Health Care Policy

24.05.20 06:20 PM
Health care costs have grown at a rate that exceeds inflation and are now unaffordable by the average non-Medicaid or Medicare reliant citizen. Whether insurance is provided by employers or purchased by an individual or family on the public market, costs are crippling to both businesses and families.

Colorado’s structuring of nine insurance rate regions compounds the problem of costs for many of my constituents in western Colorado.  Premiums can be 50% higher than those in front rage urban areas.

I’ve advocated for a single geographic area for all of Colorado in order to lower rural insurance rates.  I joined with other sponsors of a bill to implement re insurance as an alternative to a single geographic region.  That bill lowers rate as much a 30% for individual premiums in western Colorado because it reimburses insurers in different regions at different rates and thereby equalizes the disparity between urban and rural regions.

I’ve also sponsored a bill that increased transparency of health care pricing. With greater transparency, Individuals, business and government can start to shop for quality and cost. Local organizations like the Peak Alliance in Summit County are building on transparency to negotiate on behalf of local populations. For my senate district, local action is an effective tool.

While I’ve worked on bi partisan bills to reduce health care costs and insurance premiums, I’ve parted ways with others when their ideas include price controls and mandatory participation by providers. That sort of new program is essentially an extension of Medicaid.  Medicaid already distorts the health care system by causing providers to shift costs to those prices charged to insurance companies and individuals.
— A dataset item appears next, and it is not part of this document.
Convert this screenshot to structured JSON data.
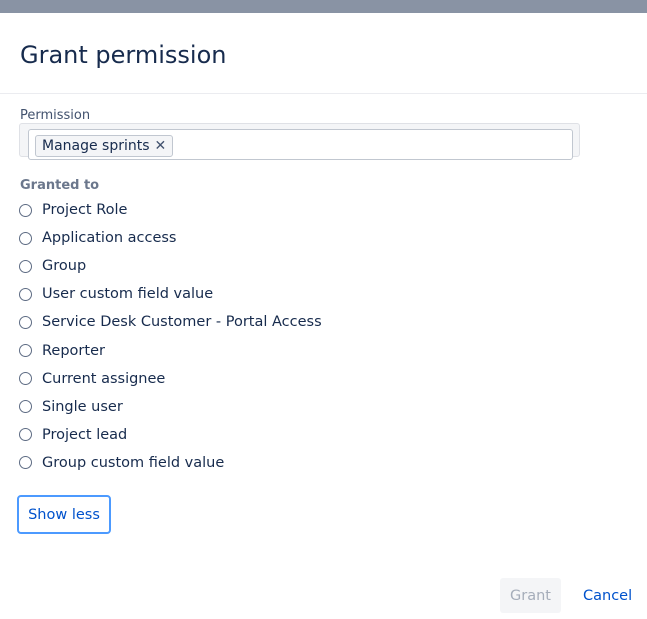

Instead, I’m leading the sponsorship of a different concept that relies on free-market competition and cost transparency. This exciting new approach is called the Total Cost of Care.  It’s working in other states already.  It focuses on a much larger arena than other more targeted attempts to control just one piece of the problem. It includes hospitals, doctors, pharmaceutical providers and companies, insurers, and consumers. It sets goals, measures progress, and includes corrective actions but looks at the entire health care delivery system instead of just a piecemeal approach.

Working together, we can make the world’s best health care system more affordable, transparent, and accessible, while maintaining the quality we expect here in Colorado.